And that’s not a compliment.

The Australian Financial Review reports:

Deloitte has attacked the way the corporate regulator assesses audit quality as inaccurate, “not fit for purpose” and too volatile, after revealing its latest inspection findings were the poorest of the big four consulting firms.

The Australian Securities and Investments Commission found that in 14 of 44 key audit areas, or 32 per cent, Deloitte’s auditors had not done enough work to ensure the related information was free from error.

This result, from a small risk-targeted sample of public company audit files, was a worse result than EY (22 per cent), KPMG (21 per cent) and PwC (12 per cent) for big four audits covering the 18 months to June 2018.

Jamie Gatt

Jamie Gatt, Deloitte Australia’s managing partner of audit and assurance, said the firm didn’t agree with some of the ASIC’s assessments but he did not disclose the details of the disputed findings, according to AFR. He added: “We are on record in saying that we do not believe individual inspection reports provide an accurate picture.”

Imagine KPMG U.S. saying something like that the next time it gets a 50% audit deficiency rate in a PCAOB inspection report. But instead of whining about its bad inspection results like Deloitte Australia, KPMG always takes its lashings from the PCAOB with a smile and swears it’ll do better next time.

For example, in their response to KPMG’s horrible 2017 PCAOB inspection report, Chairman and CEO Lynne Doughtie and Audit Vice Chair Frank Casal said in a letter to the regulator:

We take the findings from the PCAOB inspection process seriously and believe the inspection process provides valuable insights to improve the quality of our audits. We are committed to full cooperation with the PCAOB, appreciate the professionalism and commitment of the PCAOB staff, and value the important role the PCAOB plays in improving audit quality.

On the other hand, Gatt railed against the ASIC, saying it needs to put more resources into the inspection process and hire more skilled staff.

“For too long, ASIC has been in need of increased resources to enhance its inspection methodology and approach and to attract greater quantum and more skilled inspection resources,” he said.

My advice to Gatt is this: RELAX. There’s always peaks and valleys in audit regulator inspection reports.
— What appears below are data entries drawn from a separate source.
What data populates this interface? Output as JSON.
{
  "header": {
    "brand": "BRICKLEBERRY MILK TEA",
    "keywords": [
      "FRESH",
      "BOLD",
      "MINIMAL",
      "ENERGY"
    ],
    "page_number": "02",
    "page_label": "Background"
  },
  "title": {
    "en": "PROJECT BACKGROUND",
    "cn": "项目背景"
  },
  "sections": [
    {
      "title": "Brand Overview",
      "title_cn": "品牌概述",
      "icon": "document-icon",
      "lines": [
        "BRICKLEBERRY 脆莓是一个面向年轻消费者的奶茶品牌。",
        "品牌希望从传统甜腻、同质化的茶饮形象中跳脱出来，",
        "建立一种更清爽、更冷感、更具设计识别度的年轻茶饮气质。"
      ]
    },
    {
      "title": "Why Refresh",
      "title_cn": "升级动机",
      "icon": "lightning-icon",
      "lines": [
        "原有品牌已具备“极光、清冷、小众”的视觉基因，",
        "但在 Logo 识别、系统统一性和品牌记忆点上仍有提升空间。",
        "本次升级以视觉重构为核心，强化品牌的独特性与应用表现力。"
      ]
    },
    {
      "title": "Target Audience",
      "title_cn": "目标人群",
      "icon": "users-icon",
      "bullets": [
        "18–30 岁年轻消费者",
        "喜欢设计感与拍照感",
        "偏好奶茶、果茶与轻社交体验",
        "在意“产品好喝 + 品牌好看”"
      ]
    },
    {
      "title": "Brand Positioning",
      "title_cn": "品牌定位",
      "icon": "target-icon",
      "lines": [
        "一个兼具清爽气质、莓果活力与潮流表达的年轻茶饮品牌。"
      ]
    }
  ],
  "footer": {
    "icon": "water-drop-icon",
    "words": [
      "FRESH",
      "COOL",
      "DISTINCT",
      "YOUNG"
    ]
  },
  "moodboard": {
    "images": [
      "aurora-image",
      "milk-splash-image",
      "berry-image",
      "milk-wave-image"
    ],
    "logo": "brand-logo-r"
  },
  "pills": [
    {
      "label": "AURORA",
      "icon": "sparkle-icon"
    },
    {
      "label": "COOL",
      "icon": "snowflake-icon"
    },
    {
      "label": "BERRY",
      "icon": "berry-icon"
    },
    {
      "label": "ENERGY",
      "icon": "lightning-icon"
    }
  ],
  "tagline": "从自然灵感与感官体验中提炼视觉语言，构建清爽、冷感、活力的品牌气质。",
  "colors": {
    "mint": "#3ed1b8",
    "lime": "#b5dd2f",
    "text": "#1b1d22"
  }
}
Look at your firm, for instance. According to AFR, Deloitte had the second-lowest audit deficiency rate (16%) behind PwC (12%) for the 18 months before December 2016. And during that same period, KPMG in Australia had the worst deficiency rate (36%) of the Big 4, but during the 18 months to June 2018, KPMG had the second-lowest amount of errors (21%) behind PwC (12%).

Same thing in the U.S. Among inspection reports the PCAOB issued in 2011, Deloitte had the highest audit deficiency rate among the Big 4 (42%) and, believe it or not, KPMG had the lowest (23%). Now jump ahead to 2017 inspection reports released by the PCAOB, and the two firms have flipped: Deloitte had the lowest (20%) and KPMG the highest (50%). We’re still waiting for EY’s 2017 inspection report to be released.

So don’t worry, Jamie. I’m sure Deloitte will do better next time. Maybe.